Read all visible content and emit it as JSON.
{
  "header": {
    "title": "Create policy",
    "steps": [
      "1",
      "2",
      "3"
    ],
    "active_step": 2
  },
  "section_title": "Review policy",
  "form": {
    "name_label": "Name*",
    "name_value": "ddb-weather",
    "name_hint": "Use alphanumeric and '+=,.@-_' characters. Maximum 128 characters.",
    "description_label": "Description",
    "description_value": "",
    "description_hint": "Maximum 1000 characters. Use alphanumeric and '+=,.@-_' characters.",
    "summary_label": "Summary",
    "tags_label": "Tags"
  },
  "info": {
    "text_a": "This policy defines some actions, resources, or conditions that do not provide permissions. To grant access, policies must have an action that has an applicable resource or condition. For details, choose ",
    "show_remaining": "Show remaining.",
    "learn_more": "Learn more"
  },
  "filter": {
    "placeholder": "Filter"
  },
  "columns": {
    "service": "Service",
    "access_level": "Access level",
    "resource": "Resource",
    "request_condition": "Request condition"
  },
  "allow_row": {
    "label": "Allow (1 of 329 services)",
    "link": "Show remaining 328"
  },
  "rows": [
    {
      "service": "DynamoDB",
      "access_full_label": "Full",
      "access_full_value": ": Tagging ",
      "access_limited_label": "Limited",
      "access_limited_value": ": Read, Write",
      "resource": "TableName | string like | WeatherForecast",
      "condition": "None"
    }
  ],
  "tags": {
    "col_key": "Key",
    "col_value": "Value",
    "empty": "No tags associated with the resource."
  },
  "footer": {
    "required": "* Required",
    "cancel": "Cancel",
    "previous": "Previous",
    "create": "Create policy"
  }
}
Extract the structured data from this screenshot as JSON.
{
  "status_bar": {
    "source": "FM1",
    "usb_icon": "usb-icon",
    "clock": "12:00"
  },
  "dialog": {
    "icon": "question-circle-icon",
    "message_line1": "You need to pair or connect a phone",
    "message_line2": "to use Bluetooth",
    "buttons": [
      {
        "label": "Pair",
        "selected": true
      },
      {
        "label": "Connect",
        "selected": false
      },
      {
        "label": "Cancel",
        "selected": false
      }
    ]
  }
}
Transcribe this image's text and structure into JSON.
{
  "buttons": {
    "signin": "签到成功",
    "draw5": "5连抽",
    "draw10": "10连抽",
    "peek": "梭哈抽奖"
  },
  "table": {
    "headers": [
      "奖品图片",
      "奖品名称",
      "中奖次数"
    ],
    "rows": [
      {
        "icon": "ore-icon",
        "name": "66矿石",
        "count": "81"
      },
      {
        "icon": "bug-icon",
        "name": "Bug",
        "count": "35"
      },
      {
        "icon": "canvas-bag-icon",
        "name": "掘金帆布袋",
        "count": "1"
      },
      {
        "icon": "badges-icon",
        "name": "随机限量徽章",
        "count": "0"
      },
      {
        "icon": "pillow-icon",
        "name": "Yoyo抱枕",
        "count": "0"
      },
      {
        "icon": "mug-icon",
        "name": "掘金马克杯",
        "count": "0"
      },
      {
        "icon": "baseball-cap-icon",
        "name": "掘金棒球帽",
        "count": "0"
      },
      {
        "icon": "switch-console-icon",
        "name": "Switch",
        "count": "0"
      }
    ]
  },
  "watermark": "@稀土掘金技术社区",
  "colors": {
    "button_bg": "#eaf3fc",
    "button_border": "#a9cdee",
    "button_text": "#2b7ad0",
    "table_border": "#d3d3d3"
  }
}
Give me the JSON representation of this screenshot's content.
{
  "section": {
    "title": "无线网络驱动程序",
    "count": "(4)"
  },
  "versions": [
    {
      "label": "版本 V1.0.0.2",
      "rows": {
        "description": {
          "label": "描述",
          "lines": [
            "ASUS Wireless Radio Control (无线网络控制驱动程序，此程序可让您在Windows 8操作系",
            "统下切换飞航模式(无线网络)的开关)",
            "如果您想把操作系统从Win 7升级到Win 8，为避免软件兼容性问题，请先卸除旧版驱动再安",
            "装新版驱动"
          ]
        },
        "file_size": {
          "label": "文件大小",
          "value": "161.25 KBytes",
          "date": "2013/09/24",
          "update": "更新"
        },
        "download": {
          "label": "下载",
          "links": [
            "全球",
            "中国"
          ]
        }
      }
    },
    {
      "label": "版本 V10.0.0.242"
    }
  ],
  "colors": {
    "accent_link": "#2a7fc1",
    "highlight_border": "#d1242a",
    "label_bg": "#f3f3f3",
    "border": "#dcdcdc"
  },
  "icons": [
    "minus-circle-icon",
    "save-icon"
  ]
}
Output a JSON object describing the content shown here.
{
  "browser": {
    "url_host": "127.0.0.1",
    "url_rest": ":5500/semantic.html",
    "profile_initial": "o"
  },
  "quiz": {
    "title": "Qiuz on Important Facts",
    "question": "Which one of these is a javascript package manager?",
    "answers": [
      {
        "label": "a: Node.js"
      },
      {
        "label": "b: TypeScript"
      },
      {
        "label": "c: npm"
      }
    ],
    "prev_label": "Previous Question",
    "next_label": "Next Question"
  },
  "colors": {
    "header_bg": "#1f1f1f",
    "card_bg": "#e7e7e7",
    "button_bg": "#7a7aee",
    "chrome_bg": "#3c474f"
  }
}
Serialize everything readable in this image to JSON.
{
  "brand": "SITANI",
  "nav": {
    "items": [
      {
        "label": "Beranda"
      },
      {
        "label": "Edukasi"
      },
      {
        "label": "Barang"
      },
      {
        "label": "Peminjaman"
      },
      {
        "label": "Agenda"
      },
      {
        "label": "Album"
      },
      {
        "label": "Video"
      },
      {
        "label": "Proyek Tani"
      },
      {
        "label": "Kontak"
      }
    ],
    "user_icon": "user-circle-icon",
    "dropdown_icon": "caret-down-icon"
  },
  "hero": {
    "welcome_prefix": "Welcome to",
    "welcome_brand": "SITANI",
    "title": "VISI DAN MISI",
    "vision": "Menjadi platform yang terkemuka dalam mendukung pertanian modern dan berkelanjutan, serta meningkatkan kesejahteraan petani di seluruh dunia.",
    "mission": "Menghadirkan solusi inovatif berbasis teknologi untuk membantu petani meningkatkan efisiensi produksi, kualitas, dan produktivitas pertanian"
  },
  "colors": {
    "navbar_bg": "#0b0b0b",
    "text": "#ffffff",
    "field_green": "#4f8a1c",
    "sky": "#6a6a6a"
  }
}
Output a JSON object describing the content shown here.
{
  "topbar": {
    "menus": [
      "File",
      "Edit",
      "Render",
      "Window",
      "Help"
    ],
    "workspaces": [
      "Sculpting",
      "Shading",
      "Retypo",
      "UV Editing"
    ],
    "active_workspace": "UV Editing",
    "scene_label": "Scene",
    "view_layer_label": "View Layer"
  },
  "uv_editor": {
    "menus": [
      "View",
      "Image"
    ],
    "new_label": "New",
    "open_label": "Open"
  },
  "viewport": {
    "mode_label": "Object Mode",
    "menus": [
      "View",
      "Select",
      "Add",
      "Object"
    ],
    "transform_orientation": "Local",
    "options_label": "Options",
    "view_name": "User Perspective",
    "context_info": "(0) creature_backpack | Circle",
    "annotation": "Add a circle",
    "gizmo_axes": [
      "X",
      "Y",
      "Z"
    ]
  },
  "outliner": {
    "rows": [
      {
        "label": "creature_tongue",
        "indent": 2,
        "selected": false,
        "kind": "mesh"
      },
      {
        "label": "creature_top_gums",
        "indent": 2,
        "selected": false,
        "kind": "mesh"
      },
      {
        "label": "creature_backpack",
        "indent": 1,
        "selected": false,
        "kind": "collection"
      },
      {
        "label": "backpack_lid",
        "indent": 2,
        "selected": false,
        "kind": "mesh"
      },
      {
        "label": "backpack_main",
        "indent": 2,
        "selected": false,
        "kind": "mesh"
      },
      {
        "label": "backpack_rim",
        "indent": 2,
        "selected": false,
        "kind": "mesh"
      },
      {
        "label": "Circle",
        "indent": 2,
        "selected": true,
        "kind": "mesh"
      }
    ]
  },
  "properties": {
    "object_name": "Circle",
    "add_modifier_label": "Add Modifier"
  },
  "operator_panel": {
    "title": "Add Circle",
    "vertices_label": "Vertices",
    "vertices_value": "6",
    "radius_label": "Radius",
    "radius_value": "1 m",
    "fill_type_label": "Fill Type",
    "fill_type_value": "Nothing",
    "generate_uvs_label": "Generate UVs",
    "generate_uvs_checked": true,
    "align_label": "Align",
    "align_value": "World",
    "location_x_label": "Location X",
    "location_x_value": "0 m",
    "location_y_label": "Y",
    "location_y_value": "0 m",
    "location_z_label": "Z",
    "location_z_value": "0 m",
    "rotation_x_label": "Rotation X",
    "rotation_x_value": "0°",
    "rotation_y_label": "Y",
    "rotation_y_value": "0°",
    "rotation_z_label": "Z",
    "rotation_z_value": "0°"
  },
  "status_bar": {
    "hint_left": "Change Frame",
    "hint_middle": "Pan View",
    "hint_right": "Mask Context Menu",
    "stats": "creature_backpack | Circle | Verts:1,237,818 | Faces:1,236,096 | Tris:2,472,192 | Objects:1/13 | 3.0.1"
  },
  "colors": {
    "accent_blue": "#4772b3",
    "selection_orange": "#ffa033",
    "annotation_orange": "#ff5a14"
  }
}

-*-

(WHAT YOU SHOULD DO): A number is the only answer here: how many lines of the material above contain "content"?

(RESPONSE BOX): 4